Synopses & Reviews
Deserts make up a third of the planet's land surface, but if you picture a desert, what comes to mind? A sandy wasteland? A drought-parched dust bowl? An alien landscape devoid of all life forms? In this marvelous Very Short Introduction, geographer and popular science writer Nick Middleton reveals that deserts are places of immense natural charm and rich biodiversity. Typified by drought and extremes of temperature, they can be harsh and hostile, but Middleton shows that many deserts are also spectacularly beautiful, and on occasion they can teem with life. The author highlights how each desert is unique, describing their frequently fantastic life forms, extraordinary scenery, and long history of ingenious human habitation. Written by a respected scientist who enjoys a wide following for his Going to Extremes television series on National Geographic, Deserts tells you everything you ever wanted to know about these extraordinary places and captures their importance in the working of our planet.
About the Author
teaches at Oxford University where he is a Fellow of St Anne's College. In addition to many scientific publications, he has written such popular books as The Last Disco in Outer Mongolia
and Ice Tea and Elvis: A Saunter through the Southern States

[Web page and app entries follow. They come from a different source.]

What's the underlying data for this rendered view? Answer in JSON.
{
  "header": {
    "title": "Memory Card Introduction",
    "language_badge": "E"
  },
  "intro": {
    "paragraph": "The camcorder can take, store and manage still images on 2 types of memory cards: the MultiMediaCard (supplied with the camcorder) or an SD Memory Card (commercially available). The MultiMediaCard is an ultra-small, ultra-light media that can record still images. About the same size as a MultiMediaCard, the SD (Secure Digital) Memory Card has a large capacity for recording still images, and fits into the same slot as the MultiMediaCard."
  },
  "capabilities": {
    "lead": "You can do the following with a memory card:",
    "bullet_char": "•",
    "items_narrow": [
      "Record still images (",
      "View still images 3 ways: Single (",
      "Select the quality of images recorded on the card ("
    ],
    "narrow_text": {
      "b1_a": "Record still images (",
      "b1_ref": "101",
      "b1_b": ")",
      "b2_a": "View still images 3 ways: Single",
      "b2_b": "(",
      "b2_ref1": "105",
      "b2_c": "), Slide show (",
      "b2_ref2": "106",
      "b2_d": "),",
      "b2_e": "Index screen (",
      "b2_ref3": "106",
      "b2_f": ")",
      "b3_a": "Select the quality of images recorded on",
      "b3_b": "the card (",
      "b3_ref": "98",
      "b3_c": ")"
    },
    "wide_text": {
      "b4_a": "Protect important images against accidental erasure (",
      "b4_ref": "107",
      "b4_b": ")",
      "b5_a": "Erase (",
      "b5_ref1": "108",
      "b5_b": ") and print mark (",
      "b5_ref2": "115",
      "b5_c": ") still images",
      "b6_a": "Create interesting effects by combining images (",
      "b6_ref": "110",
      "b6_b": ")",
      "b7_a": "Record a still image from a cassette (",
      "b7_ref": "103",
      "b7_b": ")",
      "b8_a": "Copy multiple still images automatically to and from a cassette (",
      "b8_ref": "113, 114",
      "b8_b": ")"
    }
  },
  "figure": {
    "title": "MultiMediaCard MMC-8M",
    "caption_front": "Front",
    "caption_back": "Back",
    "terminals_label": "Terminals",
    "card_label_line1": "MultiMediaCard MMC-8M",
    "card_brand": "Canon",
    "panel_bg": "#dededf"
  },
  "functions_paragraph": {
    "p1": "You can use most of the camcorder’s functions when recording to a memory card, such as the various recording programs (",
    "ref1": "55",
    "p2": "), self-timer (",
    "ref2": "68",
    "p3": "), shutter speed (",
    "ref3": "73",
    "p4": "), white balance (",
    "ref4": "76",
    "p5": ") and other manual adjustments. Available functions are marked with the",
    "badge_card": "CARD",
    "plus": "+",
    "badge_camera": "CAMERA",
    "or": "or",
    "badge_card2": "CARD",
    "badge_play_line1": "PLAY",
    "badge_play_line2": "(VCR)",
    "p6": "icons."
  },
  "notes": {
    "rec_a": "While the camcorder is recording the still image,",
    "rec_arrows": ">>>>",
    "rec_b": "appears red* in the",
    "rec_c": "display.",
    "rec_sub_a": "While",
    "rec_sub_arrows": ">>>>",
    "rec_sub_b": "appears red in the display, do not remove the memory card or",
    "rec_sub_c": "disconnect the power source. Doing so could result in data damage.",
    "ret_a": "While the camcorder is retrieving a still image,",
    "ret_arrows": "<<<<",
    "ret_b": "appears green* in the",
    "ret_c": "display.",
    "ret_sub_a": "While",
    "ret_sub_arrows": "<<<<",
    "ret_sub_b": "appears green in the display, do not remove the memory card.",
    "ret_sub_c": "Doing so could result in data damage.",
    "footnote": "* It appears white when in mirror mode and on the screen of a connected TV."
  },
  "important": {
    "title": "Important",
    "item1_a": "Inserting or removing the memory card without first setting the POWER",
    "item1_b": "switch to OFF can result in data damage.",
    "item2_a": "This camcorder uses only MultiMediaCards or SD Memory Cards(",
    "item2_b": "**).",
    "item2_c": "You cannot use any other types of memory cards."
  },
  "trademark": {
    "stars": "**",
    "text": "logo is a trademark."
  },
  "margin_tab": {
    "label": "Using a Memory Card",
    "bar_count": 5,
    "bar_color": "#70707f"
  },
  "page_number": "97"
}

. In 2002, he won the Royal Geographical Society's Ness Award in recognition of widening the public enthusiasm for geography through his travel writing.